WORK INSTRUCTION:
Your copy of the data should match it exactly, leaving out only the pictures.

DATASET:
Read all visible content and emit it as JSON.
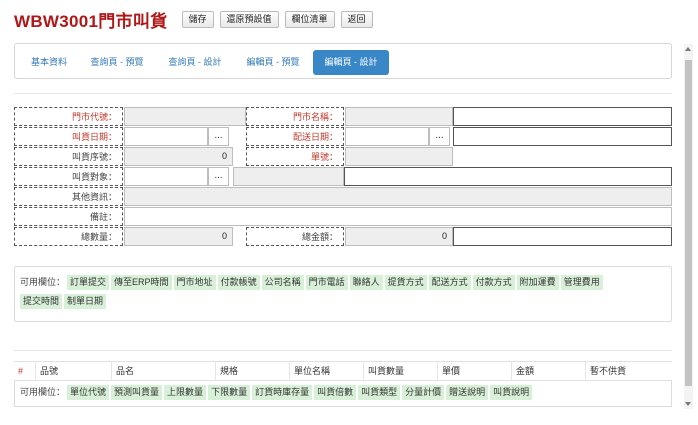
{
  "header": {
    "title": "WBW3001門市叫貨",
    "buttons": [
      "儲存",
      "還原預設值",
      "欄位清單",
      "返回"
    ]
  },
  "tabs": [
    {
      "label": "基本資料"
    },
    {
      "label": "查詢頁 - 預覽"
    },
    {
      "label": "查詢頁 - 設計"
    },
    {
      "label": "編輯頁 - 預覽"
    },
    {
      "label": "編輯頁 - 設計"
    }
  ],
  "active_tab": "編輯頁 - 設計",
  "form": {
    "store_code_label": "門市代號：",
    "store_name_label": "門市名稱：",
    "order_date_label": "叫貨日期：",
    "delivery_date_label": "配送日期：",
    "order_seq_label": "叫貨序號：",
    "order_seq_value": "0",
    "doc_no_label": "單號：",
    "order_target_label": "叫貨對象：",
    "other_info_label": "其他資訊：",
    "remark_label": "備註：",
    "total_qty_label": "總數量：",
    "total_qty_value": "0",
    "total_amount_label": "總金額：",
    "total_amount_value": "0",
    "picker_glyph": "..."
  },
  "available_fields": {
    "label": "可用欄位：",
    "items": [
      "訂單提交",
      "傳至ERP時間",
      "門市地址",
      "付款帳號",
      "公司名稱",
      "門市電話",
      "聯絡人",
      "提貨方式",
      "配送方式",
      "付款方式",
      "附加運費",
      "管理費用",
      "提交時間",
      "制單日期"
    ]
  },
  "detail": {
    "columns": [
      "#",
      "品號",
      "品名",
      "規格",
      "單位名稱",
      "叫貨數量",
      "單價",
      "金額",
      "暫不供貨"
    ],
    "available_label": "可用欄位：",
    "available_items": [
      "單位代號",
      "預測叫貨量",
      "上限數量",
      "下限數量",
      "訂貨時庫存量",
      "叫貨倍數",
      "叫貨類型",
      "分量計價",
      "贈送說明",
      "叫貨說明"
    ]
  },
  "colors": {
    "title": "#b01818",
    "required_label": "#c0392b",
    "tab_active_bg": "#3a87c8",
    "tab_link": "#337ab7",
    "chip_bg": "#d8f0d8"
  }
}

SOLUTION:
Read all visible content and emit it as JSON.
{
  "header": {
    "title": "WBW3001門市叫貨",
    "buttons": [
      "儲存",
      "還原預設值",
      "欄位清單",
      "返回"
    ]
  },
  "tabs": [
    {
      "label": "基本資料"
    },
    {
      "label": "查詢頁 - 預覽"
    },
    {
      "label": "查詢頁 - 設計"
    },
    {
      "label": "編輯頁 - 預覽"
    },
    {
      "label": "編輯頁 - 設計"
    }
  ],
  "active_tab": "編輯頁 - 設計",
  "form": {
    "store_code_label": "門市代號：",
    "store_name_label": "門市名稱：",
    "order_date_label": "叫貨日期：",
    "delivery_date_label": "配送日期：",
    "order_seq_label": "叫貨序號：",
    "order_seq_value": "0",
    "doc_no_label": "單號：",
    "order_target_label": "叫貨對象：",
    "other_info_label": "其他資訊：",
    "remark_label": "備註：",
    "total_qty_label": "總數量：",
    "total_qty_value": "0",
    "total_amount_label": "總金額：",
    "total_amount_value": "0",
    "picker_glyph": "..."
  },
  "available_fields": {
    "label": "可用欄位：",
    "items": [
      "訂單提交",
      "傳至ERP時間",
      "門市地址",
      "付款帳號",
      "公司名稱",
      "門市電話",
      "聯絡人",
      "提貨方式",
      "配送方式",
      "付款方式",
      "附加運費",
      "管理費用",
      "提交時間",
      "制單日期"
    ]
  },
  "detail": {
    "columns": [
      "#",
      "品號",
      "品名",
      "規格",
      "單位名稱",
      "叫貨數量",
      "單價",
      "金額",
      "暫不供貨"
    ],
    "available_label": "可用欄位：",
    "available_items": [
      "單位代號",
      "預測叫貨量",
      "上限數量",
      "下限數量",
      "訂貨時庫存量",
      "叫貨倍數",
      "叫貨類型",
      "分量計價",
      "贈送說明",
      "叫貨說明"
    ]
  },
  "colors": {
    "title": "#b01818",
    "required_label": "#c0392b",
    "tab_active_bg": "#3a87c8",
    "tab_link": "#337ab7",
    "chip_bg": "#d8f0d8"
  }
}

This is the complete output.